Actually we make them a couple of millimetres smaller than these sizes because it aids fitting. We also stock standard UK motorcycle sized Stealthplates at 226 x 176mm.

Choose the size you require from the selection in the shop.

I have a pressed metal licence plates on my car. How do I apply Stealthplate to these?

Stealthplate is self-adhesive and needs a substantial surface area for the adhesive to stick to. Pressed metal plates with raised letters and numbers only present the raised surfaces to adhere to and leave gaps that can fill with dust, dirt and condensation. Most customers who have pressed metal plates use readily available plate covers and stick Stealthplate to those. In the USA, for example, try: http://www.autozone.com/license-plate-and-accessories/license-plate-cover

I have a peculiarly shaped/sized number plate. Can I trim Stealthplate to size or can you make me a custom sized Stealthplate?

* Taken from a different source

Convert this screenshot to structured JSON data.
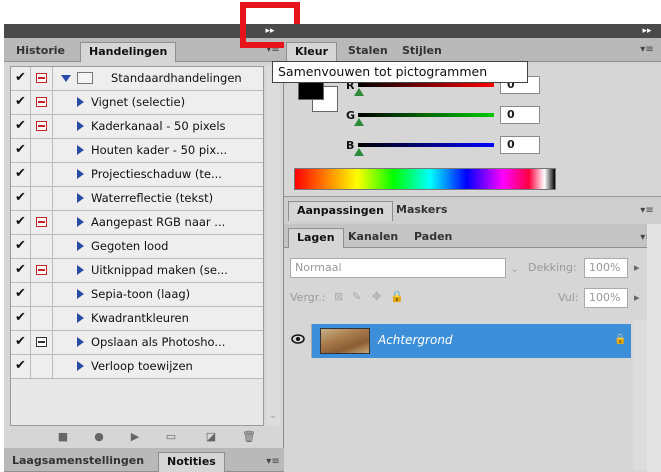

We process thin polycarbonate sheet to achieve Stealthplate’s blocking characteristics and then laminate a double sided adhesive onto it so you can stick it to you plate. It is possible to trim Stealthplate using a pair of stout scissors. However, you have to be careful to achieve clean edges to the cuts otherwise rain and road salt can get in and corrode the optically active material.

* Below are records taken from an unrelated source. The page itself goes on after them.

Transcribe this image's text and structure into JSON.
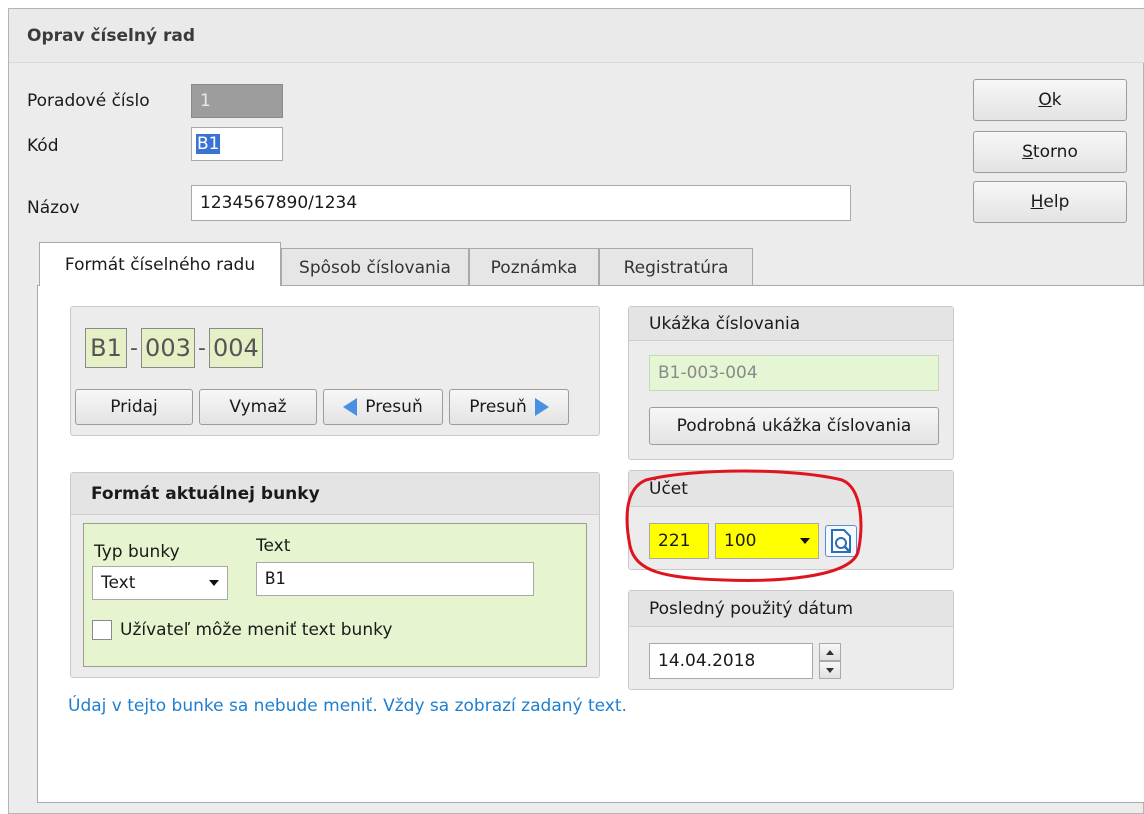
{
  "dialog": {
    "title": "Oprav číselný rad"
  },
  "fields": {
    "poradove_label": "Poradové číslo",
    "poradove_value": "1",
    "kod_label": "Kód",
    "kod_value": "B1",
    "nazov_label": "Názov",
    "nazov_value": "1234567890/1234"
  },
  "buttons": {
    "ok_key": "O",
    "ok_rest": "k",
    "storno_key": "S",
    "storno_rest": "torno",
    "help_key": "H",
    "help_rest": "elp"
  },
  "tabs": [
    {
      "label": "Formát číselného radu",
      "active": true
    },
    {
      "label": "Spôsob číslovania"
    },
    {
      "label": "Poznámka"
    },
    {
      "label": "Registratúra"
    }
  ],
  "format": {
    "cells": [
      "B1",
      "003",
      "004"
    ],
    "separator": "-",
    "btn_pridaj": "Pridaj",
    "btn_vymaz": "Vymaž",
    "btn_presun_left": "Presuň",
    "btn_presun_right": "Presuň"
  },
  "cell_format": {
    "heading": "Formát aktuálnej bunky",
    "typ_label": "Typ bunky",
    "typ_value": "Text",
    "text_label": "Text",
    "text_value": "B1",
    "checkbox_label": "Užívateľ môže meniť text bunky",
    "checkbox_checked": false
  },
  "hint": "Údaj v tejto bunke sa nebude meniť. Vždy sa zobrazí zadaný text.",
  "preview": {
    "heading": "Ukážka číslovania",
    "value": "B1-003-004",
    "detail_button": "Podrobná ukážka číslovania"
  },
  "account": {
    "heading": "Účet",
    "value1": "221",
    "value2": "100",
    "highlight_color": "#ffff00",
    "circle_color": "#e0141e"
  },
  "last_date": {
    "heading": "Posledný použitý dátum",
    "value": "14.04.2018"
  },
  "icons": {
    "lookup": "search-document-icon",
    "move_left": "arrow-left-icon",
    "move_right": "arrow-right-icon",
    "dropdown": "chevron-down-icon"
  }
}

I have messed up the application of Stealthplate to my number plate. What do I do?

If you have got the Stealthplate badly skew, it is probably ruined. The pressure sensitive acrylic adhesive is very strong because it needs to be. If it isn’t entirely attached, you can probably rip it off your number plate and any remaining adhesive can be cleaned off with white spirit.

Be careful when fitting!

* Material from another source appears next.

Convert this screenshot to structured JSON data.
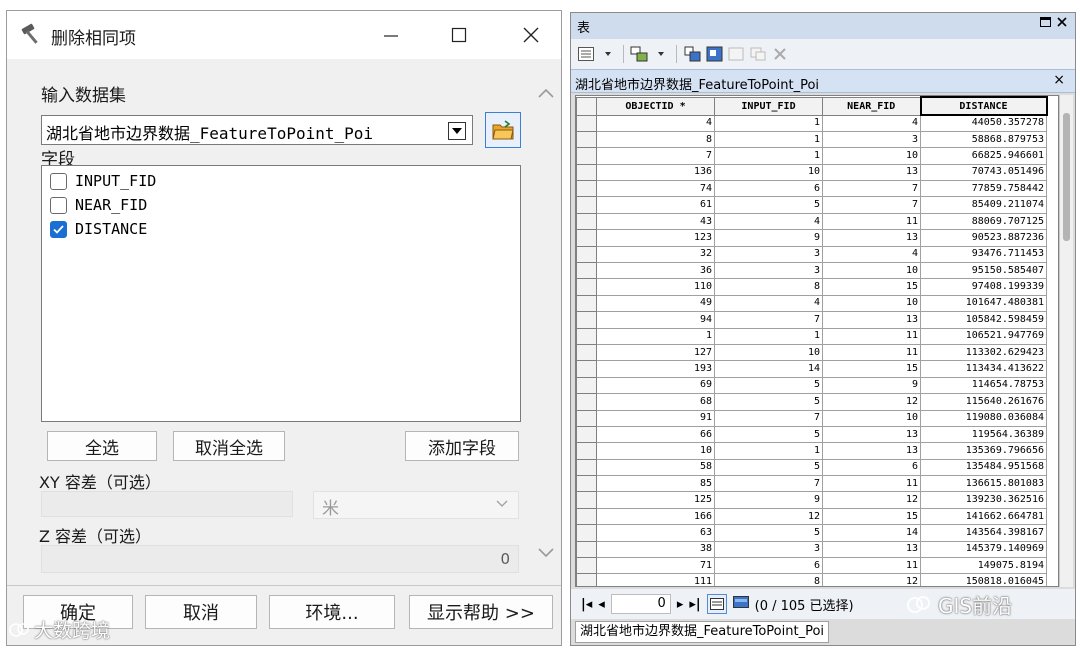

I would like several sets of Stealthplate. Could I have some discount?

We are happy to consider discount for multiple purchases, but usually begin our discount structure at 25 pairs because it’s aimed at re-sellers.

Do you have distributors outside the UK?

We have informal agreements with re-sellers in the USA, Canada, Portugal and South Africa. If you are interested in becoming a re-seller, please contact us.

Why are you regularly out of stock?

This is supposed to be a little hobby to keep us out of the way of the Good Lady as we ease into retirement. Demand has been a bit mad but we have no interest in buying more machinery, employing staff, renting big premises.. Been there, done that. Its time to sit on our fat arses, drink beer and play with motorbikes.

We could control demand by jacking the price. Believe me, we could charge double and people would still buy. But thats not where we come from and that does not help the ordinary man in the street. And these days, the ordinary man in the street is fucked over again and again and again for the pound/dollar/euro in his pocket. We’re not giving anything away, we’re not bloody stupid, but we don’t want to fuck anyone over, so the price remains realistic.

Thank you Daily Telegraph, thank you Mr Jacob Rees Mogg and GB News, but we don’t want that sort of attention because we can’t keep up. Just can’t keep up. So periodically, sorry, but we’re out of stock!


Don't just take our word for it, see what some of our customers had to say: